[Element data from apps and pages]
────────

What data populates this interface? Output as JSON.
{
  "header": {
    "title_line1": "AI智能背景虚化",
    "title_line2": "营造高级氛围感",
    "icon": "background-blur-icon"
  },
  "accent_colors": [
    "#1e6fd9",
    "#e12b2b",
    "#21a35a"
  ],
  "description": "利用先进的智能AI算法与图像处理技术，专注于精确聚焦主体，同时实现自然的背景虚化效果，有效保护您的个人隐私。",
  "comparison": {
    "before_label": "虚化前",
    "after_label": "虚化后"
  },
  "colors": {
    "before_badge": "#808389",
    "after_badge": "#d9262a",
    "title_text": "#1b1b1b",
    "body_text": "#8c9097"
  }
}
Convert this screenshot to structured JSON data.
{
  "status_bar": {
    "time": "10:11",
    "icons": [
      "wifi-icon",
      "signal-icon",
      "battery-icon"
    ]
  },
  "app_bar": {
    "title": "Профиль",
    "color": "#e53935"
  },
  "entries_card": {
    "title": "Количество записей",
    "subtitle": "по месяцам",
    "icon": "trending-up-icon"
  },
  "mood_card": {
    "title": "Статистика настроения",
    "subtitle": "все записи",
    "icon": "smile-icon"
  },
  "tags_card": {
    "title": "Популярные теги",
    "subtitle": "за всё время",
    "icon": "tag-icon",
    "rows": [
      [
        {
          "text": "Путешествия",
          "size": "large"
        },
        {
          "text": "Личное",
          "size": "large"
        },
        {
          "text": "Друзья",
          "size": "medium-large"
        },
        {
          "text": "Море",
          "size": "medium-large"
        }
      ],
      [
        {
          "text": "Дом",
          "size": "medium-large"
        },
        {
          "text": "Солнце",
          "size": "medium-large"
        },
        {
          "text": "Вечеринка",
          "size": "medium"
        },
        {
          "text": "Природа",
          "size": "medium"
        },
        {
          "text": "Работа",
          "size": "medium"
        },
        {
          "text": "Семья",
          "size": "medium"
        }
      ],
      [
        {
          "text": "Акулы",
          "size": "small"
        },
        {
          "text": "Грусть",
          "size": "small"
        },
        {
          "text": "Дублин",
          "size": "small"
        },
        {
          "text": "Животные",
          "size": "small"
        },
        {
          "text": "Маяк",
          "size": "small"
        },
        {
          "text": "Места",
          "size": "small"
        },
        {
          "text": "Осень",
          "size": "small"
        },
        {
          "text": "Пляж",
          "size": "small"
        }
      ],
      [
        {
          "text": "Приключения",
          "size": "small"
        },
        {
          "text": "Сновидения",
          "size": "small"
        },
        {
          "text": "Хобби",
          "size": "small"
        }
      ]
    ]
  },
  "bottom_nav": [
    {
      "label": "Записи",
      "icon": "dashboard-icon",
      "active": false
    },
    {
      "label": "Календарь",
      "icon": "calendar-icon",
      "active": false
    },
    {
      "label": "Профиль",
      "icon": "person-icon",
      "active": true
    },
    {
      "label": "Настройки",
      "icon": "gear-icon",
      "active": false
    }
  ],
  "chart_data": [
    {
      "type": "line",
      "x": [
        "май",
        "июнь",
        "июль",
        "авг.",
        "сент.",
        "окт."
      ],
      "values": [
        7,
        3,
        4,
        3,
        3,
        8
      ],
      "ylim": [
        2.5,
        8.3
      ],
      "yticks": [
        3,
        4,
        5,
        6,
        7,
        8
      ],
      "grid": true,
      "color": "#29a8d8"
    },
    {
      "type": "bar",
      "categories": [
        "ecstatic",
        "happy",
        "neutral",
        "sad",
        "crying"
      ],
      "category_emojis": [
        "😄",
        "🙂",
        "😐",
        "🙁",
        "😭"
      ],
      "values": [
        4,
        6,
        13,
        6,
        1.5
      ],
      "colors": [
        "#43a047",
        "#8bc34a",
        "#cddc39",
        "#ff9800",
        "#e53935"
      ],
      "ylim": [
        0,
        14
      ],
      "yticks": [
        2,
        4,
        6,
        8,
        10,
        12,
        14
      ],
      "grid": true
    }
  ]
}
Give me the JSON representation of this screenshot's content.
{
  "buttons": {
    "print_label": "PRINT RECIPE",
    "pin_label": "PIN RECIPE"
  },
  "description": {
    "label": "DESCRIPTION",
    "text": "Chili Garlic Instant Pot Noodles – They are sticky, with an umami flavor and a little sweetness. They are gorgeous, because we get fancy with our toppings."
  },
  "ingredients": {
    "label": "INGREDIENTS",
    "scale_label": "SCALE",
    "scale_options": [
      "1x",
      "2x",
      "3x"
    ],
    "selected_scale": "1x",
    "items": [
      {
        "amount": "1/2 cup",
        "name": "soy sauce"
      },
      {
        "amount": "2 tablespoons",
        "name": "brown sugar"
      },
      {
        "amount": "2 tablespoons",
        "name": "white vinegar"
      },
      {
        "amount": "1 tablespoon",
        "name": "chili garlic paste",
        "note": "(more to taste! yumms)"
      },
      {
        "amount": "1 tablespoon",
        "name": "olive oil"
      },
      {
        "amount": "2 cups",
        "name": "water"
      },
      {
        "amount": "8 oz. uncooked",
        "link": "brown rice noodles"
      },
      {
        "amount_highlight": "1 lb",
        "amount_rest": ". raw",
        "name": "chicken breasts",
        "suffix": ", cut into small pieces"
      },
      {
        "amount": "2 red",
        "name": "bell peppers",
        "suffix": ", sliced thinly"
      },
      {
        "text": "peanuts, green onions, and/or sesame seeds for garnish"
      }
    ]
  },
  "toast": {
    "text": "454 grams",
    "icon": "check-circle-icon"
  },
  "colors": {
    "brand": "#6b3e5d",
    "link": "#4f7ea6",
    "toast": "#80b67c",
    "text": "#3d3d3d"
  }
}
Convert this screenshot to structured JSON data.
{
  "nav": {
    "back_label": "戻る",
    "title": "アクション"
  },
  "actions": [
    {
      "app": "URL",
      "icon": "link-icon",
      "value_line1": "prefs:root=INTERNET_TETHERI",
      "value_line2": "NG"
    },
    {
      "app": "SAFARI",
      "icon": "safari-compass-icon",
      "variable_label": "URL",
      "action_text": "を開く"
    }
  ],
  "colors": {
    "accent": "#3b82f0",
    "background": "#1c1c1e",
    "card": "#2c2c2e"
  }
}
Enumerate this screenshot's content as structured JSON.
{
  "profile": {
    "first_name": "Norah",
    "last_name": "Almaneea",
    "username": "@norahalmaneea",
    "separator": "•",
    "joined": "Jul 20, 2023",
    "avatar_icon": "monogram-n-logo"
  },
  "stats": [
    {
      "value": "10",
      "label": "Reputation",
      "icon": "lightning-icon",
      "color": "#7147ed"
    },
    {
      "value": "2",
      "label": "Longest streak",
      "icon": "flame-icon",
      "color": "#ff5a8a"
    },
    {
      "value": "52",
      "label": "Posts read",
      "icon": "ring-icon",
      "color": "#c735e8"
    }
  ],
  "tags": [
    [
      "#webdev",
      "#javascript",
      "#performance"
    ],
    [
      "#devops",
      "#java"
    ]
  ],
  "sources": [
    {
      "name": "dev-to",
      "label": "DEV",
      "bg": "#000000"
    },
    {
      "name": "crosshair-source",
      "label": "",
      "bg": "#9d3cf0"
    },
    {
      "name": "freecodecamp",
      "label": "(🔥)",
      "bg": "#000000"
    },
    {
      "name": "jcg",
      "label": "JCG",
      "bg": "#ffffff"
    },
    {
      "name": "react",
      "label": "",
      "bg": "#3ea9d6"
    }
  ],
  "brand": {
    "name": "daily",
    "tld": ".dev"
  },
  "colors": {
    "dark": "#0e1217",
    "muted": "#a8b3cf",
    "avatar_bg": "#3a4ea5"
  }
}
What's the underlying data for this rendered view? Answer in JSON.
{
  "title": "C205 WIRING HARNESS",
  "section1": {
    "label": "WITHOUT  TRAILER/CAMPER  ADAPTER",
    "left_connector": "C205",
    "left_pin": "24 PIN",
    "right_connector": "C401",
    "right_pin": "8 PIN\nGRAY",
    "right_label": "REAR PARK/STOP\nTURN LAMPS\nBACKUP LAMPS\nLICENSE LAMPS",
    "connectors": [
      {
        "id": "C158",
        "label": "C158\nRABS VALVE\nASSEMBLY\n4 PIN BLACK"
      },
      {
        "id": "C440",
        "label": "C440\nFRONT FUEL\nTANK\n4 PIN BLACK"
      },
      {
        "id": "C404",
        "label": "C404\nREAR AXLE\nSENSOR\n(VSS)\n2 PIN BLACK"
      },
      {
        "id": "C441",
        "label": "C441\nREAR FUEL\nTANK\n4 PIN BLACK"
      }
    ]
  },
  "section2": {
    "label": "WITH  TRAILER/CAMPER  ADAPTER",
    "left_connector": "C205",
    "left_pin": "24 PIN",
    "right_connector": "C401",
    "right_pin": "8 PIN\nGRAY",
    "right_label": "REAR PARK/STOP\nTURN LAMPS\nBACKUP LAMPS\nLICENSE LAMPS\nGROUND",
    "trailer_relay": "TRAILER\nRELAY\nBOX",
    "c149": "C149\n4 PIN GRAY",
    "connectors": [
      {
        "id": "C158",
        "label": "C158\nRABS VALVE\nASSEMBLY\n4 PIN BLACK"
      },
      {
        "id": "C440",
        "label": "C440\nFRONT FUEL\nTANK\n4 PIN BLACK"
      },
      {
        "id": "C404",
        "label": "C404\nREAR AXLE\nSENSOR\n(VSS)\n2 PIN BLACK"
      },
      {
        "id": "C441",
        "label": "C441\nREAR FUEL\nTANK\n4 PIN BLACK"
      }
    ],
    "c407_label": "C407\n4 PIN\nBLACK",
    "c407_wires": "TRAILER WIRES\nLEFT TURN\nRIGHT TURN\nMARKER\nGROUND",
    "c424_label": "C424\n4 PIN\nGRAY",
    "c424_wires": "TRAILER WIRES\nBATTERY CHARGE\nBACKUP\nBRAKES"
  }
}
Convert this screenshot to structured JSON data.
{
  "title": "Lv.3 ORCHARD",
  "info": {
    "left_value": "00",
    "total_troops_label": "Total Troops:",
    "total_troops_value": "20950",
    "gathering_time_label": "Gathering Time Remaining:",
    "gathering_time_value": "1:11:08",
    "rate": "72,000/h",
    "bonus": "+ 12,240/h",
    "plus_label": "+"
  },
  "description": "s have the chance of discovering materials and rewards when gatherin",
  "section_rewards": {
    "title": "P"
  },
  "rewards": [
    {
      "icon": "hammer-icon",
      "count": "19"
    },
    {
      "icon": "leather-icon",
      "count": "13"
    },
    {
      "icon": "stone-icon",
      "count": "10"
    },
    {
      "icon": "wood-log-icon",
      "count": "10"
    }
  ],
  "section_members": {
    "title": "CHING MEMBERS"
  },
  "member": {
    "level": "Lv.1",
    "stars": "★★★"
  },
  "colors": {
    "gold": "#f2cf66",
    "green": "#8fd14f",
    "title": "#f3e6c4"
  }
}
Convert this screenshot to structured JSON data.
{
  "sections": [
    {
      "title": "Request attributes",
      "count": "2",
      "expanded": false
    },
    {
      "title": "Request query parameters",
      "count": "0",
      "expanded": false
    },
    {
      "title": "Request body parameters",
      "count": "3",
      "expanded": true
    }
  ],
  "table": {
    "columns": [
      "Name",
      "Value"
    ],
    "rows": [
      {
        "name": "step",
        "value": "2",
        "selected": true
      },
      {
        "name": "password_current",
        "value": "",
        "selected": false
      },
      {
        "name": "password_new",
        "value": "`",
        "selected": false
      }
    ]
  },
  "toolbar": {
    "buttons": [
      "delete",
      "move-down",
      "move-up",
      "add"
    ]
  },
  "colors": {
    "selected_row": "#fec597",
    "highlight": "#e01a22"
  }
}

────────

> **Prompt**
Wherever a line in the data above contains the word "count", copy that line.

> **Exercise output**
      "count": "19"
      "count": "13"
      "count": "10"
      "count": "10"
      "count": "2",
      "count": "0",
      "count": "3",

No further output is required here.